Ultimately, if we're being perfectly honest and candid, there were more than one or two stinkers. How we ended up with an episode featuring not one, but two lo-fi Pete Davidson musical numbers — the second far superior to the first — is beyond me. Whatever humor there's been in Larry David's Bernie Sanders impression failed to come through in this context, or at least was dwarfed by the much funnier "Stay at Home" video David made as himself two weeks ago. Alex Moffat as a British sportscaster and Mikey Day as a gamer getting roasted on Twitch felt thin. I'm still trying to figure out the perspective in teenage movie critic Bailey Gismert's (Heidi Gardner) plug for frequent SNL host Louis C.K.'s new comedy special. [Note: A colleague points out that Bailey generally ends her segments with a wildly un-PC sendoff, but they tend to be drowned out by applause, plus they tend not to be about people who hosted multiple episodes of SNL even in the middle of swarming rumors.]

I liked the makeshift production values of Kate McKinnon's RBG workout sketch, with its hand-drawn butcher paper signs and a cameo from her cat. Like nearly everybody else who has done more than one office meeting on a streaming platform — plus one Seder — I found recognizable and relatable humor in the sketch highlighting more than a few familiar Zoom faux pas. I was relieved that Donatello of the Middle Aged Mutant Ninja Turtles only had a benign cyst instead of a tumor and I was relieved that Chloe Fineman's eerie Carole Baskin impression was the show's most extended riff on Tiger King: Murder, Mayhem and Madness.

Yes, Tiger King came up again in a vocal cameo from Alec Baldwin's Donald Trump in a "Weekend Update" segment that swung a wild creative pendulum. Mostly, "Weekend Update" was crushingly unfunny, made all the more so by the strange decision to have designated laughers cackling via Zoom at the limp punchlines. We've seen most of the late-night hosts make some sort of return in the past couple weeks and they've had different strategies for handling the lack of feedback, from John Oliver's hermetically sealed silence to Desus and Mero using writer-producer Julia Young as an oddly effective one-woman giggle factory. There are many ways to make this awkwardness work. This was not a good way.

But I still ended the segment laughing and tearing up because of Michael Che's effective use/acknowledgement of his late grandmother, who died earlier this week from COVID-19 complications, to get Colin Jost to do a particularly embarrassing joke swap. It's hard to imagine being in Che's position, grieving a loved one and yet understanding the need to find humor even within the context of that sadness, but he located the right balance in humiliating Jost and his "I'm Martha's grandbaby" sendoff.

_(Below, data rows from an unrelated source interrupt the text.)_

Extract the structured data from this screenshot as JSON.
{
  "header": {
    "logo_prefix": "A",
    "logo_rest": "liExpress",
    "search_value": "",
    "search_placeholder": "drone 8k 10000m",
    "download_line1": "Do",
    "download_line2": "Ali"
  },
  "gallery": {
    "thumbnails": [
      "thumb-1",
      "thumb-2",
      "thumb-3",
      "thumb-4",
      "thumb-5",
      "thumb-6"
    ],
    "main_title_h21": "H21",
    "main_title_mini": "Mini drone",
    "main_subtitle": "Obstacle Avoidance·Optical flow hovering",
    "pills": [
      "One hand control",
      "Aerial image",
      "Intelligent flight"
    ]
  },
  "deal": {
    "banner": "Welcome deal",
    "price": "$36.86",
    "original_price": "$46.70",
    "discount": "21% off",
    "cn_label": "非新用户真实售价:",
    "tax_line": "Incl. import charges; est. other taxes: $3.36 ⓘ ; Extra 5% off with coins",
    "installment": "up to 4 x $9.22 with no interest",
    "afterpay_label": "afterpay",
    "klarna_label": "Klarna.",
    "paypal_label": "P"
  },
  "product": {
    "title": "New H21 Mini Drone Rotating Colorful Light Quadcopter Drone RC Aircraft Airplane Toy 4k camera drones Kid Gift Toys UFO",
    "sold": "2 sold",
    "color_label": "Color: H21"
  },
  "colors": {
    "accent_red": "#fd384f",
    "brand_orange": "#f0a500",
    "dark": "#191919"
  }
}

The show came together to do something similar in the episode's last segment, a tribute to late music supervisor Hal Willner. With generation-spanning testimonials from the likes of McKinnon, Adam Sandler, Bill Hader, Fred Armisen and a clearly moved Davidson, as well as a well-orchestrated cover of Lou Reed's "Perfect Day," it managed to be devastating and, at the same time, a celebration of one of those essential "glue" guys on the show's behind-the-scenes team — a figure who will obviously be missed deeply.

What Saturday Night Live did with this episode wasn't an attempt to restore normalcy. There was nothing normal about these 90 minutes. It was more of an acknowledgement-with-humor, an effort for the sake of collective recognition, the gang coming together and saying, "We know you're doing the best you can to work, to stay healthy, to stay sane, to stay positive, to put on pants. … We'll do the same for one night." That effort, and not the stinkers, will be remembered.